These kids call each other "my nigga," sport long baggy shorts and several have customized red bandanna-patterned Houston Astros hats. Other pics show them smoking weed and packing AK-47's and pump shotguns. One who was not arrested had this message of support for his recently incarcerated homies on his site: ""FREE RED, SEAN G, SHO, NUT, JASON, RICKY G, LIL G 50/50 4SP 1 LUV 500UUPP LIL JOE."
Others sent shout-outs to their 'hood — flashing tats repping "The Wicked Sticks," which along with "The Kliffside" is another of Bacliff's many nicknames.
When you travel there, you can see that the Wicked nickname fits — Grand Avenue, the town's main thoroughfare, is lined with little more than a nonstop succession of beer joints, liquor stores and gambling halls, while the town's back streets offer up vistas of ramshackle abodes and general deprivation not often seen outside of Appalachia. (It's Gulf Coast-style poverty, though; often as not, these houses have the hulks of rusted-out boats in their tiny yards instead of trucks.)

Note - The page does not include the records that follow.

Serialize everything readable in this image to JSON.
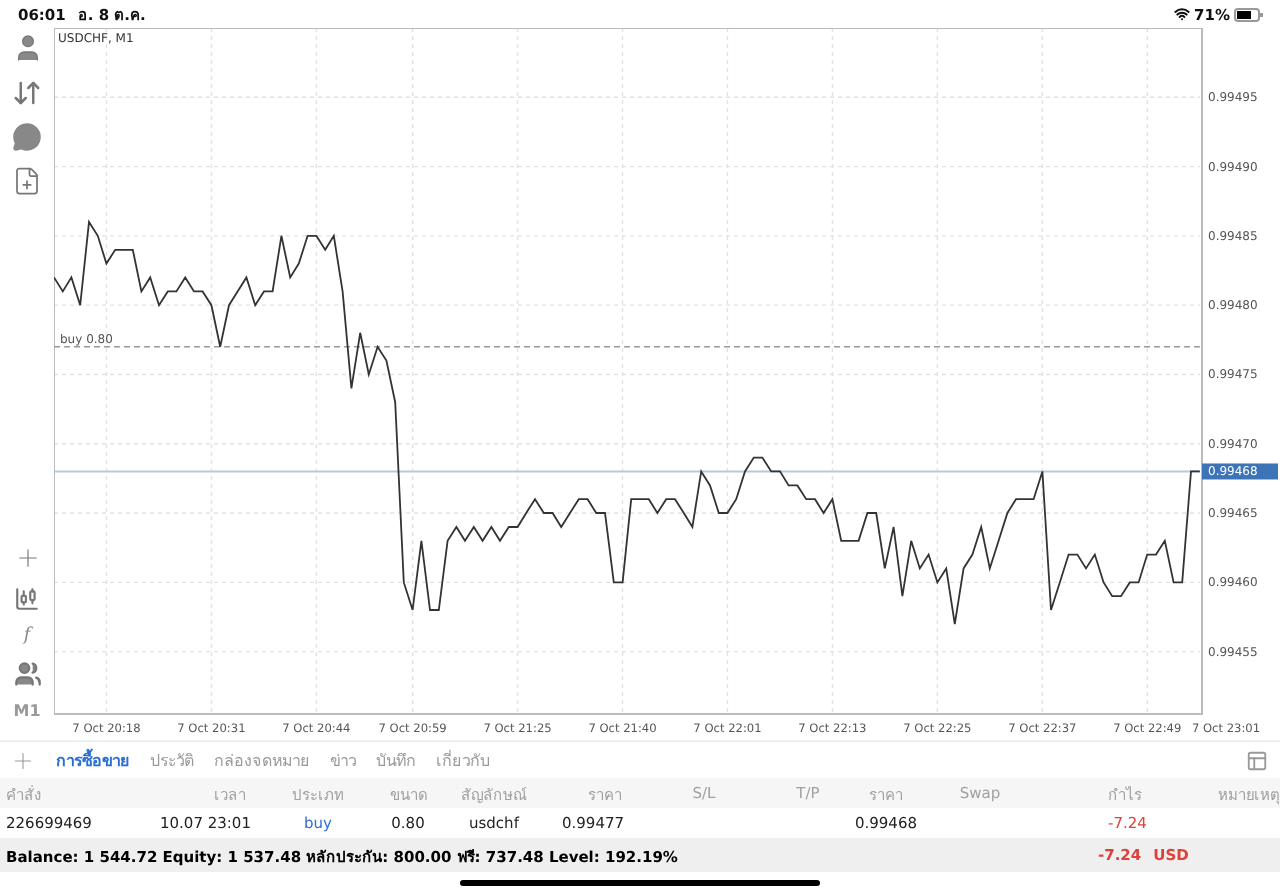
{
  "status_bar": {
    "time": "06:01",
    "date": "อ. 8 ต.ค.",
    "battery": "71%"
  },
  "toolbar": {
    "function_glyph": "f",
    "timeframe": "M1"
  },
  "chart": {
    "chart_data": {
      "type": "line",
      "title": "USDCHF, M1",
      "grid": true,
      "ylim": [
        0.994505,
        0.995
      ],
      "categories": [
        null,
        null,
        null,
        null,
        null,
        null,
        "7 Oct 20:18",
        null,
        null,
        null,
        null,
        null,
        null,
        null,
        null,
        null,
        null,
        null,
        "7 Oct 20:31",
        null,
        null,
        null,
        null,
        null,
        null,
        null,
        null,
        null,
        null,
        null,
        "7 Oct 20:44",
        null,
        null,
        null,
        null,
        null,
        null,
        null,
        null,
        null,
        null,
        "7 Oct 20:59",
        null,
        null,
        null,
        null,
        null,
        null,
        null,
        null,
        null,
        null,
        null,
        "7 Oct 21:25",
        null,
        null,
        null,
        null,
        null,
        null,
        null,
        null,
        null,
        null,
        null,
        "7 Oct 21:40",
        null,
        null,
        null,
        null,
        null,
        null,
        null,
        null,
        null,
        null,
        null,
        "7 Oct 22:01",
        null,
        null,
        null,
        null,
        null,
        null,
        null,
        null,
        null,
        null,
        null,
        "7 Oct 22:13",
        null,
        null,
        null,
        null,
        null,
        null,
        null,
        null,
        null,
        null,
        null,
        "7 Oct 22:25",
        null,
        null,
        null,
        null,
        null,
        null,
        null,
        null,
        null,
        null,
        null,
        "7 Oct 22:37",
        null,
        null,
        null,
        null,
        null,
        null,
        null,
        null,
        null,
        null,
        null,
        "7 Oct 22:49",
        null,
        null,
        null,
        null,
        null,
        null,
        null,
        null,
        "7 Oct 23:01"
      ],
      "yticks": [
        {
          "value": 0.99455,
          "label": "0.99455"
        },
        {
          "value": 0.9946,
          "label": "0.99460"
        },
        {
          "value": 0.99465,
          "label": "0.99465"
        },
        {
          "value": 0.9947,
          "label": "0.99470"
        },
        {
          "value": 0.99475,
          "label": "0.99475"
        },
        {
          "value": 0.9948,
          "label": "0.99480"
        },
        {
          "value": 0.99485,
          "label": "0.99485"
        },
        {
          "value": 0.9949,
          "label": "0.99490"
        },
        {
          "value": 0.99495,
          "label": "0.99495"
        }
      ],
      "series": [
        {
          "color": "#333333",
          "values": [
            0.99482,
            0.99481,
            0.99482,
            0.9948,
            0.99486,
            0.99485,
            0.99483,
            0.99484,
            0.99484,
            0.99484,
            0.99481,
            0.99482,
            0.9948,
            0.99481,
            0.99481,
            0.99482,
            0.99481,
            0.99481,
            0.9948,
            0.99477,
            0.9948,
            0.99481,
            0.99482,
            0.9948,
            0.99481,
            0.99481,
            0.99485,
            0.99482,
            0.99483,
            0.99485,
            0.99485,
            0.99484,
            0.99485,
            0.99481,
            0.99474,
            0.99478,
            0.99475,
            0.99477,
            0.99476,
            0.99473,
            0.9946,
            0.99458,
            0.99463,
            0.99458,
            0.99458,
            0.99463,
            0.99464,
            0.99463,
            0.99464,
            0.99463,
            0.99464,
            0.99463,
            0.99464,
            0.99464,
            0.99465,
            0.99466,
            0.99465,
            0.99465,
            0.99464,
            0.99465,
            0.99466,
            0.99466,
            0.99465,
            0.99465,
            0.9946,
            0.9946,
            0.99466,
            0.99466,
            0.99466,
            0.99465,
            0.99466,
            0.99466,
            0.99465,
            0.99464,
            0.99468,
            0.99467,
            0.99465,
            0.99465,
            0.99466,
            0.99468,
            0.99469,
            0.99469,
            0.99468,
            0.99468,
            0.99467,
            0.99467,
            0.99466,
            0.99466,
            0.99465,
            0.99466,
            0.99463,
            0.99463,
            0.99463,
            0.99465,
            0.99465,
            0.99461,
            0.99464,
            0.99459,
            0.99463,
            0.99461,
            0.99462,
            0.9946,
            0.99461,
            0.99457,
            0.99461,
            0.99462,
            0.99464,
            0.99461,
            0.99463,
            0.99465,
            0.99466,
            0.99466,
            0.99466,
            0.99468,
            0.99458,
            0.9946,
            0.99462,
            0.99462,
            0.99461,
            0.99462,
            0.9946,
            0.99459,
            0.99459,
            0.9946,
            0.9946,
            0.99462,
            0.99462,
            0.99463,
            0.9946,
            0.9946,
            0.99468,
            0.99468,
            null,
            null,
            null
          ]
        }
      ],
      "ref_lines": [
        {
          "axis": "y",
          "value": 0.99477,
          "label": "buy 0.80"
        },
        {
          "axis": "y",
          "value": 0.99468,
          "label": "0.99468"
        }
      ]
    }
  },
  "tabs": [
    {
      "label": "การซื้อขาย",
      "selected": true
    },
    {
      "label": "ประวัติ",
      "selected": false
    },
    {
      "label": "กล่องจดหมาย",
      "selected": false
    },
    {
      "label": "ข่าว",
      "selected": false
    },
    {
      "label": "บันทึก",
      "selected": false
    },
    {
      "label": "เกี่ยวกับ",
      "selected": false
    }
  ],
  "table": {
    "columns": [
      "คำสั่ง",
      "เวลา",
      "ประเภท",
      "ขนาด",
      "สัญลักษณ์",
      "ราคา",
      "S/L",
      "T/P",
      "ราคา",
      "Swap",
      "กำไร",
      "หมายเหตุ"
    ],
    "rows": [
      [
        "226699469",
        "10.07 23:01",
        "buy",
        "0.80",
        "usdchf",
        "0.99477",
        "",
        "",
        "0.99468",
        "",
        "-7.24",
        ""
      ]
    ]
  },
  "summary": {
    "text": "Balance: 1 544.72 Equity: 1 537.48 หลักประกัน: 800.00 ฟรี: 737.48 Level: 192.19%",
    "profit": "-7.24",
    "currency": "USD"
  }
}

Poverty is nothing new, nor is it earth-shattering news when street gangs peddle drugs (and get busted for same). What is unusual about the 4th Street Players Blood set — from reputed leader Jason James Ruppert, a.k.a. "Lil' J," on down — is the fact that every single one of them, like 70 percent of Bacliff's roughly 7,000 inhabitants, is white.

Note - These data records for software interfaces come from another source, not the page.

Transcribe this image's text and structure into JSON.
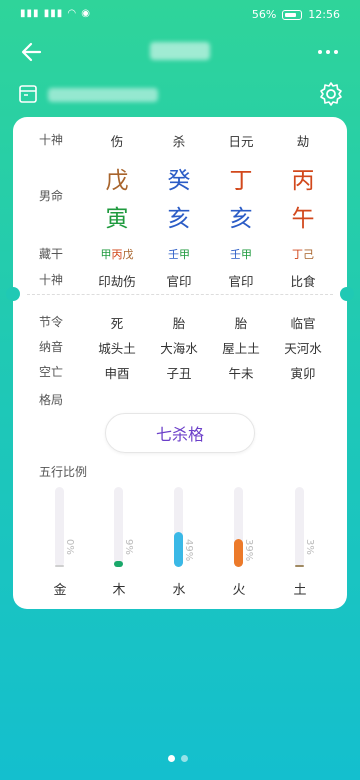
{
  "status": {
    "time": "12:56",
    "battery": "56%"
  },
  "labels": {
    "shishen_top": "十神",
    "gender": "男命",
    "canggan": "藏干",
    "shishen_bottom": "十神",
    "jieling": "节令",
    "nayin": "纳音",
    "kongwang": "空亡",
    "geju": "格局",
    "wuxing": "五行比例"
  },
  "top_shishen": [
    "伤",
    "杀",
    "日元",
    "劫"
  ],
  "tiangan": [
    {
      "char": "戊",
      "color": "#a8642c"
    },
    {
      "char": "癸",
      "color": "#2b5cc6"
    },
    {
      "char": "丁",
      "color": "#d2481c"
    },
    {
      "char": "丙",
      "color": "#d2481c"
    }
  ],
  "dizhi": [
    {
      "char": "寅",
      "color": "#1f9a3e"
    },
    {
      "char": "亥",
      "color": "#2b5cc6"
    },
    {
      "char": "亥",
      "color": "#2b5cc6"
    },
    {
      "char": "午",
      "color": "#d2481c"
    }
  ],
  "canggan": [
    [
      {
        "t": "甲",
        "c": "#1f9a3e"
      },
      {
        "t": "丙",
        "c": "#d2481c"
      },
      {
        "t": "戊",
        "c": "#a8642c"
      }
    ],
    [
      {
        "t": "壬",
        "c": "#2b5cc6"
      },
      {
        "t": "甲",
        "c": "#1f9a3e"
      }
    ],
    [
      {
        "t": "壬",
        "c": "#2b5cc6"
      },
      {
        "t": "甲",
        "c": "#1f9a3e"
      }
    ],
    [
      {
        "t": "丁",
        "c": "#d2481c"
      },
      {
        "t": "己",
        "c": "#a8642c"
      }
    ]
  ],
  "bottom_shishen": [
    "印劫伤",
    "官印",
    "官印",
    "比食"
  ],
  "jieling": [
    "死",
    "胎",
    "胎",
    "临官"
  ],
  "nayin": [
    "城头土",
    "大海水",
    "屋上土",
    "天河水"
  ],
  "kongwang": [
    "申酉",
    "子丑",
    "午未",
    "寅卯"
  ],
  "pattern": "七杀格",
  "wuxing": [
    {
      "name": "金",
      "pct": 0,
      "label": "0%",
      "color": "#cfcfcf"
    },
    {
      "name": "木",
      "pct": 9,
      "label": "9%",
      "color": "#1aa86a"
    },
    {
      "name": "水",
      "pct": 49,
      "label": "49%",
      "color": "#3ab8e6"
    },
    {
      "name": "火",
      "pct": 39,
      "label": "39%",
      "color": "#ec7a2a"
    },
    {
      "name": "土",
      "pct": 3,
      "label": "3%",
      "color": "#a08a62"
    }
  ]
}
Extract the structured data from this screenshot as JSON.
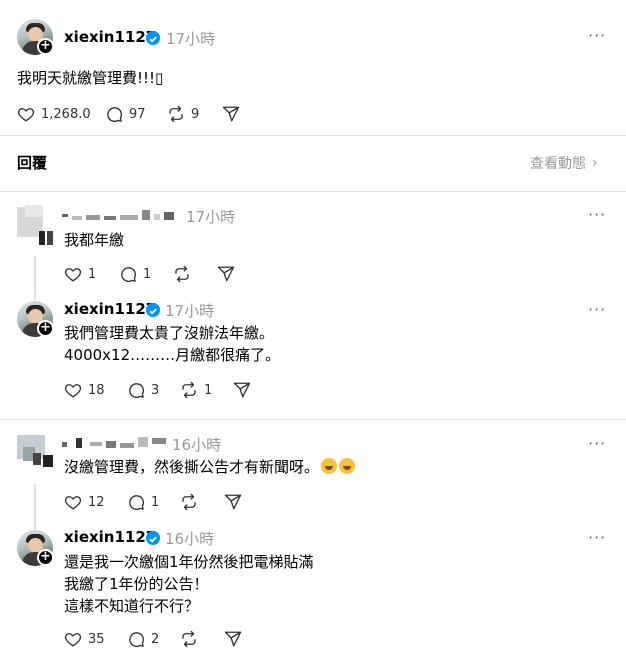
{
  "post": {
    "username": "xiexin1127",
    "time": "17小時",
    "text": "我明天就繳管理費!!!▯",
    "likes": "1,268.0",
    "comments": "97",
    "reposts": "9"
  },
  "replies_header": {
    "label": "回覆",
    "view_activity": "查看動態"
  },
  "threads": [
    {
      "comment": {
        "time": "17小時",
        "text": "我都年繳",
        "likes": "1",
        "comments": "1"
      },
      "reply": {
        "username": "xiexin1127",
        "time": "17小時",
        "line1": "我們管理費太貴了沒辦法年繳。",
        "line2": "4000x12………月繳都很痛了。",
        "likes": "18",
        "comments": "3",
        "reposts": "1"
      }
    },
    {
      "comment": {
        "time": "16小時",
        "text": "沒繳管理費，然後撕公告才有新聞呀。",
        "emoji": "rolling-on-floor-laughing",
        "likes": "12",
        "comments": "1"
      },
      "reply": {
        "username": "xiexin1127",
        "time": "16小時",
        "line1": "還是我一次繳個1年份然後把電梯貼滿",
        "line2": "我繳了1年份的公告！",
        "line3": "這樣不知道行不行？",
        "likes": "35",
        "comments": "2"
      }
    }
  ],
  "icons": {
    "heart": "heart-icon",
    "comment": "comment-icon",
    "repost": "repost-icon",
    "share": "share-icon",
    "more": "more-icon",
    "verified": "verified-icon"
  },
  "colors": {
    "verified": "#0095f6",
    "muted": "#999999",
    "divider": "#e5e5e5"
  }
}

"Bacliff right now is the problem child [in the area]," says "Gator" Miller, the editor of regional entertainment sheet Night Moves and the publisher of the Seabreeze, a monthly newspaper that is one of the best reads among small-town papers in America. "It's pretty close to Kemah. There's criminal activity there. The sheriff doesn't have enough resources to go after it, and these guys go up to Kemah and jack tourists, and there's a lot of violent crime over in Bacliff. The deputies tell me they spend 90 percent of their time in Bacliff."
And while there are plenty of nice houses and good people in Bacliff, especially along the waterfront, the overall impression of the town is that much of it is a white ghetto almost as hardcore as the roughest parts of Houston's South Park or Fifth Ward.

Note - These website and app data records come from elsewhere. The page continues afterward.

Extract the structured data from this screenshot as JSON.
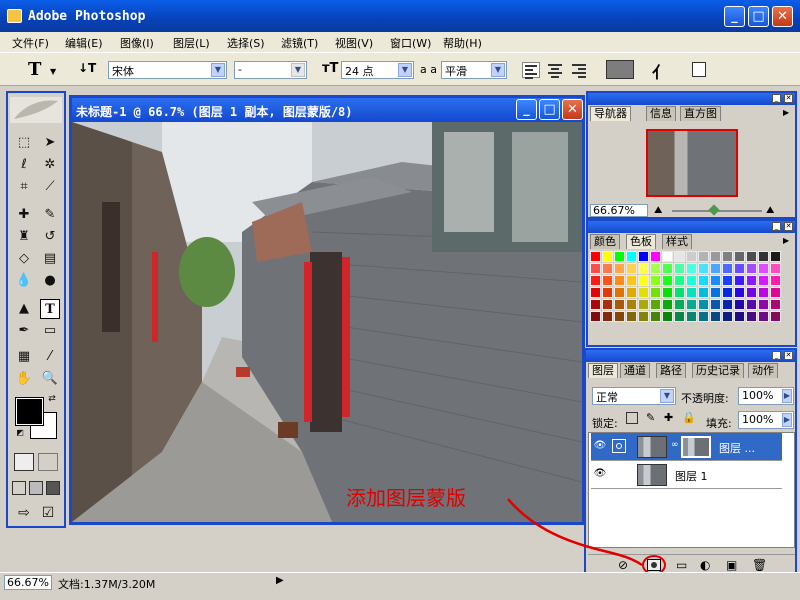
{
  "app": {
    "title": "Adobe Photoshop"
  },
  "menu": [
    "文件(F)",
    "编辑(E)",
    "图像(I)",
    "图层(L)",
    "选择(S)",
    "滤镜(T)",
    "视图(V)",
    "窗口(W)",
    "帮助(H)"
  ],
  "options": {
    "font_family": "宋体",
    "font_style": "-",
    "font_size": "24 点",
    "antialias_label": "a a",
    "antialias": "平滑"
  },
  "document": {
    "title": "未标题-1 @ 66.7% (图层 1 副本, 图层蒙版/8)"
  },
  "navigator": {
    "tabs": [
      "导航器",
      "信息",
      "直方图"
    ],
    "zoom": "66.67%"
  },
  "color_panel": {
    "tabs": [
      "颜色",
      "色板",
      "样式"
    ]
  },
  "layers_panel": {
    "tabs": [
      "图层",
      "通道",
      "路径",
      "历史记录",
      "动作"
    ],
    "blend_mode": "正常",
    "opacity_label": "不透明度:",
    "opacity": "100%",
    "lock_label": "锁定:",
    "fill_label": "填充:",
    "fill": "100%",
    "layers": [
      {
        "name": "图层 ..."
      },
      {
        "name": "图层 1"
      }
    ]
  },
  "status": {
    "zoom": "66.67%",
    "doc_info": "文档:1.37M/3.20M"
  },
  "annotation": "添加图层蒙版",
  "colors": {
    "title_blue": "#1b48c9",
    "annotation_red": "#e00000",
    "selection": "#3169c6"
  }
}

Stats bear this out — there are nearly as many unemployed as owners of college degrees, the median house price is $80,000 and 22 percent of the populace is below the poverty level, as against 15 percent for the state of Texas, with 8.9 percent of Bacliffians making half or less of the poverty level. Lou's, the town's one true grocery store, is well stocked with booze, cigarettes and canned food, but offers little else other than wilted vegetables and whole aisles of all-but-bare shelves.
For some kids from the area, it is all too easy to be lured in by the prospect of quick, easy money, just like the fantasies the dope boy rappers sell. Bacliff is awash in vice. With fewer than 7,000 inhabitants, Bacliff has to be one of the smallest towns in Texas with its very own strip club. There are "game rooms" all over town, many open around-the-clock and offering enticing targets for stickup kids. (A man was killed in one such robbery this past Fourth of July.)
For such a small town, Bacliff has an astounding number of bars. In fact, its ratio of taverns-to-citizens rivals those of many hard-drinking British seaside resorts. "This is the only town I know that has churches next to bars that are next to gambling halls, and then repeat that all over town," says local resident Jack Nelson.
Bacliff was never supposed to have been a year-round place of inhabitation. It was first built in 1910 as a vacation resort called Clifton-By-The-Sea, but several hurricanes, the rebirth of Galveston after the 1900 storm and the rise of rapid transportation rendered its charms less potent. Why go to Clifton-By-The-Sea (which is actually on the bay) when you can head down to the open water in Galveston, Florida or even the Caribbean?